The ultimate flexibility in voice communications: voice over wireless

The ultimate flexibility in voice communications: voice over wireless

Voice over IP (VoIP) is a proven and cost-effective way of delivering voice across the enterprise, however, some employees who rely on voice contact to exchange important information — healthcare workers or workers in a manufacturing plant, for example —  can’t easily reach a landline or rely on cell phones. For these users, Voice over Wireless (VoWLAN) is an alternative solution.

Wireless — or more accurately, cordless — phones have been around for a long time:  Digital Enhanced Cordless Telecommunications (DECT) connects portable handsets to a base station and is commonly used by consumers and small business, but it can’t compete with modern products or enterprise-grade requirements.

Besides improved coverage, VoWLAN is attractive to business users because:

  • many companies provide in-building Wi-Fi for mobile data use and this, along with their investment in a VoIP network, can be extended to incorporate a VoWLAN service;
  • cellular phones are expensive and unreliable because of poor signal coverage;
  • any phone that supports IEEE 802.11 Wi-Fi should be able to connect to a VoWLAN network, meaning employee smartphones can be re-purposed; and
  • VoWLAN services offer more features than a cellular network.

Network design considerations

VoWLAN is vulnerable to the same Quality of Service problems that affect VoIP but has additional problems introduced by wireless connection. Since users are likely to expect the same quality from their VoWLAN service as they get from a fixed line, QoS is a key design consideration.

A site survey should be used to identify best access point placement, power levels, user characteristics and call volumes, and repeated when there are significant changes to the user population or building / campus layout.

While data users generally stay in one place, or perhaps move between a desk and office on a single floor, the same can’t be said of users whose job requires they move around during a call. Consequently, access points need to be purposefully placed to provide coverage in dead spots such as stairwells, passageways or elevators. Moreover, products like the Cisco Aironet 4800 should be used to automatically re-assign the call to the next best access point as the caller moves, to prevent calls dropping.

Some areas are more likely to be used for calls than others, so, call density should also be factored into design. As a rough rule-of-thumb, 15-20 voice devices per access point is a reasonable average to aim for, and a two-minute call could use up to 1.5MB of data, so that needs to be factored into bandwidth calculations at the same time. Using 5GHz is often a better choice since channels are less congested and provide faster throughput.

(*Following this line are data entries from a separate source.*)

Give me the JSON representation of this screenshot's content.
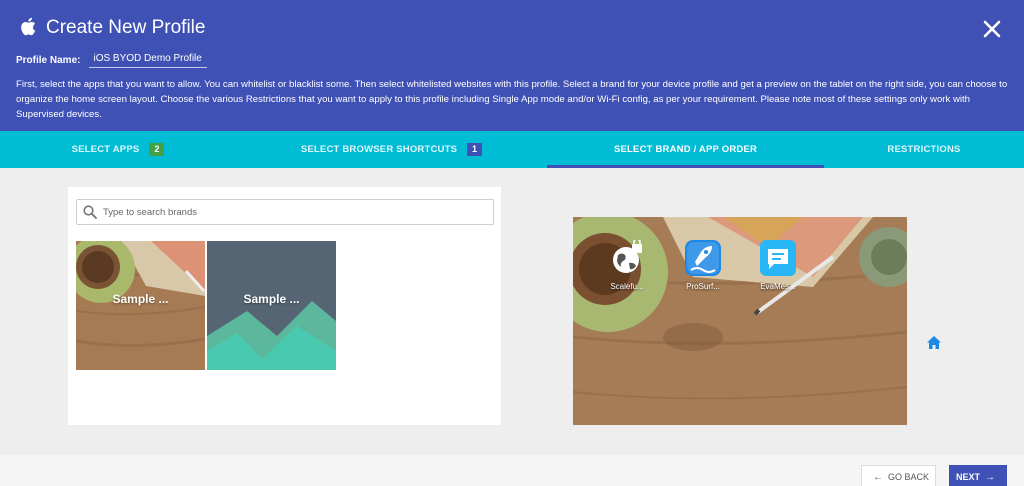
{
  "header": {
    "title": "Create New Profile",
    "close_icon": "close-icon",
    "profile_name_label": "Profile Name:",
    "profile_name_value": "iOS BYOD Demo Profile",
    "description": "First, select the apps that you want to allow. You can whitelist or blacklist some. Then select whitelisted websites with this profile. Select a brand for your device profile and get a preview on the tablet on the right side, you can choose to organize the home screen layout. Choose the various Restrictions that you want to apply to this profile including Single App mode and/or Wi-Fi config, as per your requirement. Please note most of these settings only work with Supervised devices."
  },
  "tabs": [
    {
      "label": "SELECT APPS",
      "badge": "2",
      "badge_color": "#43a047"
    },
    {
      "label": "SELECT BROWSER SHORTCUTS",
      "badge": "1",
      "badge_color": "#3f51b5"
    },
    {
      "label": "SELECT BRAND / APP ORDER",
      "active": true
    },
    {
      "label": "RESTRICTIONS"
    }
  ],
  "brand_search": {
    "placeholder": "Type to search brands"
  },
  "brands": [
    {
      "label": "Sample ...",
      "selected": true
    },
    {
      "label": "Sample ...",
      "selected": false
    }
  ],
  "preview": {
    "apps": [
      {
        "label": "Scalefu...",
        "icon": "globe-lock-icon"
      },
      {
        "label": "ProSurf...",
        "icon": "rocket-icon"
      },
      {
        "label": "EvaMes...",
        "icon": "chat-icon"
      }
    ],
    "home_icon": "home-icon"
  },
  "footer": {
    "back_label": "GO BACK",
    "next_label": "NEXT"
  },
  "colors": {
    "header": "#3f51b5",
    "tabs": "#00bcd4",
    "accent": "#3f51b5",
    "selected_border": "#2196f3"
  }
}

Take advantage of vendor design guides such as that offered by Cisco to dig deeper into these and other design considerations.

Equipment

VoWLAN equipment comprises a Wireless IP phone or smart/cell phone, wireless access points, wired network to connect the access points to a controller that routes calls and provides feature such as call forwarding and voicemail.

It’s wise to buy the access points and controller from the same vendor to ensure interoperability since they are the heart of the system, but you can be more selective when considering handsets.

Good quality VoWLAN handsets such as those from Grandstream or Cisco have a long range, support dynamic roaming and have various features to optimize call quality.

As a fall back, it’s possible to convert a desk-based IP Phone for VoWLAN using adapters such as those from Yealink and  Polycom.

The other option is enabling smartphones, whether company or user-owned, for VoWLAN use. Most smartphones can connect to a Wi-Fi network, primarily for data, but the same connection can be used for voice with an appropriate app and configuration changes.

The Digium softphone is an android or IoS app that allows a smartphone to use the VoWLAN to connect to and use the enterprise VOIP network in much the same way as desk phone, allowing the user access to enterprise VOIP features such as call transfer, vmail or address book.

Alternatively, users can utilize Wi-Fi calling services provided by an increasing number of carriers, using the enterprise IP network for the ‘last hundred meters’.

Another option is to use Closed User Group SIMs on smartphones. This will reduce charges for calls made within the building or campus, but there is still a charge to pay to the carrier and they don’t solve the problem of poor signal or dead spots.